## Source information
[Start of Attachment]
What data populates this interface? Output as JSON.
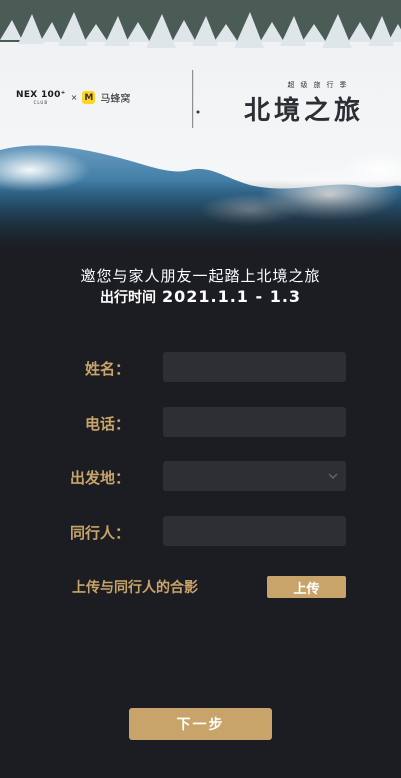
{
  "brand": {
    "nex_logo": "NEX 100⁺",
    "club": "CLUB",
    "separator": "×",
    "mfw_mark": "M",
    "mfw_name": "马蜂窝"
  },
  "hero": {
    "subtitle": "超级旅行季",
    "title": "北境之旅"
  },
  "invite": {
    "line1": "邀您与家人朋友一起踏上北境之旅",
    "time_label": "出行时间",
    "date": "2021.1.1 - 1.3"
  },
  "form": {
    "name": {
      "label": "姓名：",
      "value": ""
    },
    "phone": {
      "label": "电话：",
      "value": ""
    },
    "origin": {
      "label": "出发地：",
      "value": ""
    },
    "companion": {
      "label": "同行人：",
      "value": ""
    }
  },
  "upload": {
    "label": "上传与同行人的合影",
    "button": "上传"
  },
  "next_button": "下一步",
  "colors": {
    "accent": "#c8a46a",
    "background": "#1c1d22",
    "field": "#2e2f35"
  }
}
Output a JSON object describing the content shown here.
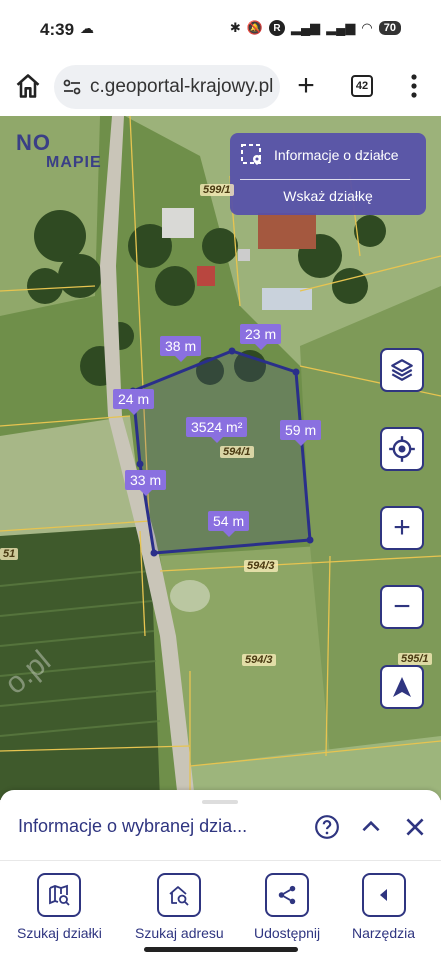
{
  "status_bar": {
    "time": "4:39",
    "battery": "70",
    "r_badge": "R"
  },
  "browser": {
    "url": "c.geoportal-krajowy.pl",
    "tab_count": "42"
  },
  "map": {
    "logo": {
      "part1": "NO",
      "part2": "MAPIE"
    },
    "info_panel": {
      "title": "Informacje o działce",
      "action": "Wskaż działkę"
    },
    "measurements": {
      "top_left": "38 m",
      "top_right": "23 m",
      "left_upper": "24 m",
      "right": "59 m",
      "left_lower": "33 m",
      "bottom": "54 m",
      "area": "3524 m²"
    },
    "parcels": {
      "p_599": "599/1",
      "p_594_1": "594/1",
      "p_594_3a": "594/3",
      "p_594_3b": "594/3",
      "p_595": "595/1",
      "p_51": "51"
    },
    "watermark": "o.pl",
    "controls": [
      "layers-icon",
      "locate-icon",
      "zoom-in-icon",
      "zoom-out-icon",
      "north-arrow-icon"
    ]
  },
  "sheet": {
    "title": "Informacje o wybranej dzia..."
  },
  "bottom_nav": {
    "items": [
      {
        "label": "Szukaj działki",
        "icon": "parcel-search-icon"
      },
      {
        "label": "Szukaj adresu",
        "icon": "address-search-icon"
      },
      {
        "label": "Udostępnij",
        "icon": "share-icon"
      },
      {
        "label": "Narzędzia",
        "icon": "tools-icon"
      }
    ]
  },
  "colors": {
    "accent": "#2f3580",
    "panel": "#5650aa",
    "measure": "#8a70e0"
  }
}
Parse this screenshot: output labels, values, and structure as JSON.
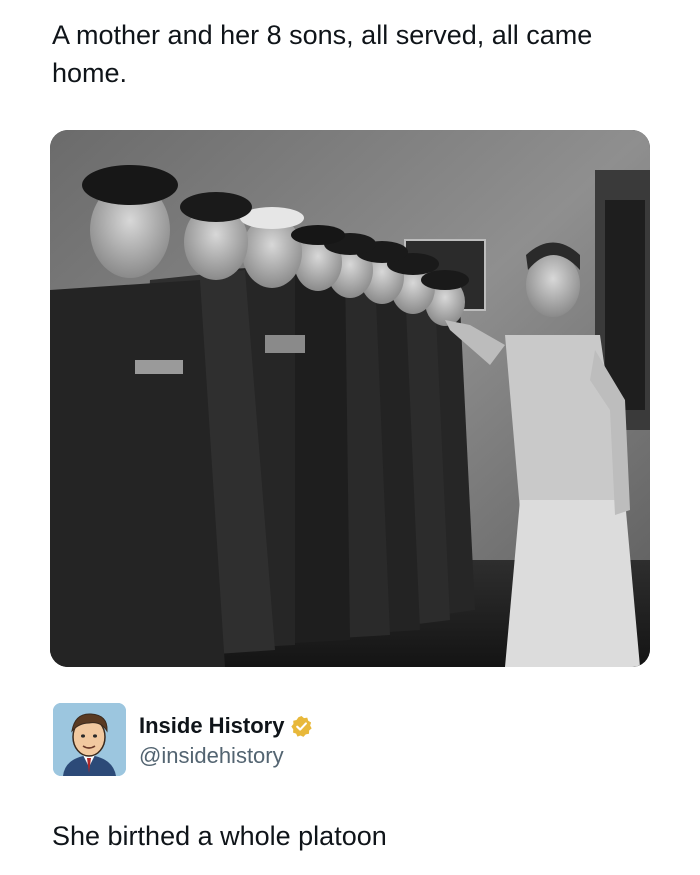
{
  "post": {
    "text": "A mother and her 8 sons, all served, all came home."
  },
  "photo": {
    "subject": "black-and-white photo of eight men in military uniforms lined up beside their mother"
  },
  "author": {
    "name": "Inside History",
    "handle": "@insidehistory",
    "verified": true,
    "verified_color": "#e8b83a",
    "avatar_icon": "cartoon-portrait-avatar"
  },
  "reply": {
    "text": "She birthed a whole platoon"
  }
}
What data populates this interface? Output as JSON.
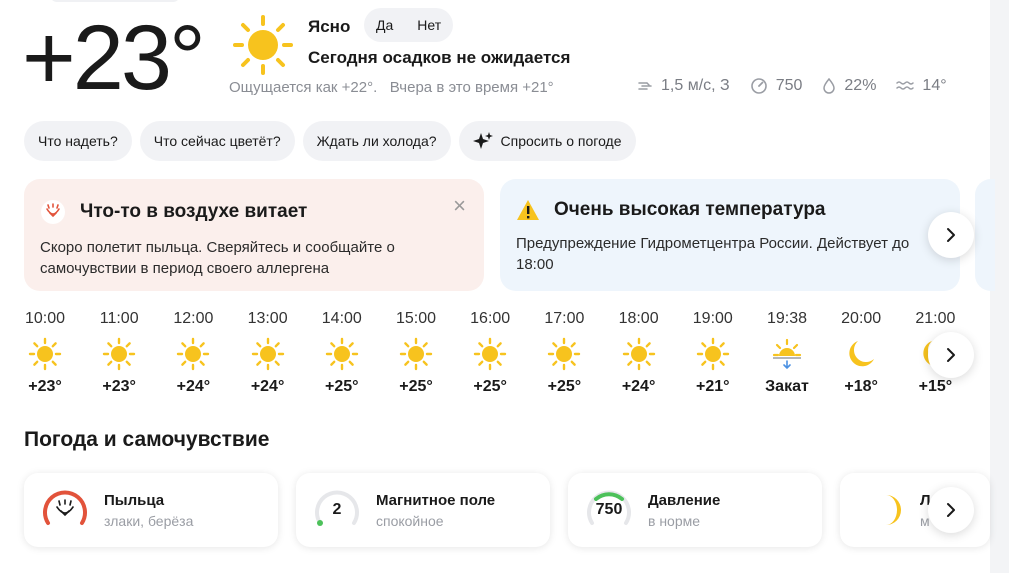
{
  "current": {
    "temperature": "+23°",
    "condition": "Ясно",
    "feedback_yes": "Да",
    "feedback_no": "Нет",
    "precipitation": "Сегодня осадков не ожидается",
    "feels_like": "Ощущается как +22°.",
    "yesterday": "Вчера в это время +21°",
    "wind": "1,5 м/с, З",
    "pressure": "750",
    "humidity": "22%",
    "water_temp": "14°"
  },
  "quick_questions": [
    "Что надеть?",
    "Что сейчас цветёт?",
    "Ждать ли холода?",
    "Спросить о погоде"
  ],
  "alerts": {
    "pollen": {
      "title": "Что-то в воздухе витает",
      "text": "Скоро полетит пыльца. Сверяйтесь и сообщайте о самочувствии в период своего аллергена",
      "close": "×"
    },
    "heat": {
      "title": "Очень высокая температура",
      "text": "Предупреждение Гидрометцентра России. Действует до 18:00"
    }
  },
  "hourly": [
    {
      "time": "10:00",
      "value": "+23°",
      "icon": "sun-icon"
    },
    {
      "time": "11:00",
      "value": "+23°",
      "icon": "sun-icon"
    },
    {
      "time": "12:00",
      "value": "+24°",
      "icon": "sun-icon"
    },
    {
      "time": "13:00",
      "value": "+24°",
      "icon": "sun-icon"
    },
    {
      "time": "14:00",
      "value": "+25°",
      "icon": "sun-icon"
    },
    {
      "time": "15:00",
      "value": "+25°",
      "icon": "sun-icon"
    },
    {
      "time": "16:00",
      "value": "+25°",
      "icon": "sun-icon"
    },
    {
      "time": "17:00",
      "value": "+25°",
      "icon": "sun-icon"
    },
    {
      "time": "18:00",
      "value": "+24°",
      "icon": "sun-icon"
    },
    {
      "time": "19:00",
      "value": "+21°",
      "icon": "sun-icon"
    },
    {
      "time": "19:38",
      "value": "Закат",
      "icon": "sunset-icon"
    },
    {
      "time": "20:00",
      "value": "+18°",
      "icon": "moon-icon"
    },
    {
      "time": "21:00",
      "value": "+15°",
      "icon": "moon-icon"
    }
  ],
  "wellbeing": {
    "title": "Погода и самочувствие",
    "cards": [
      {
        "title": "Пыльца",
        "sub": "злаки, берёза",
        "gauge": "",
        "icon": "pollen-icon"
      },
      {
        "title": "Магнитное поле",
        "sub": "спокойное",
        "gauge": "2",
        "icon": "magnetic-gauge-icon"
      },
      {
        "title": "Давление",
        "sub": "в норме",
        "gauge": "750",
        "icon": "pressure-gauge-icon"
      },
      {
        "title": "Л",
        "sub": "м",
        "gauge": "",
        "icon": "moon-phase-icon"
      }
    ]
  },
  "colors": {
    "sun": "#f7c31e",
    "pollen_card_bg": "#fbefec",
    "warning_card_bg": "#eef5fc",
    "pollen_red": "#e2533b",
    "green": "#4cc15a"
  }
}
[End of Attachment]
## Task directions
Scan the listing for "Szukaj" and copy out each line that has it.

## Solution to this problem
        "label": "Szukaj działki",
        "label": "Szukaj adresu",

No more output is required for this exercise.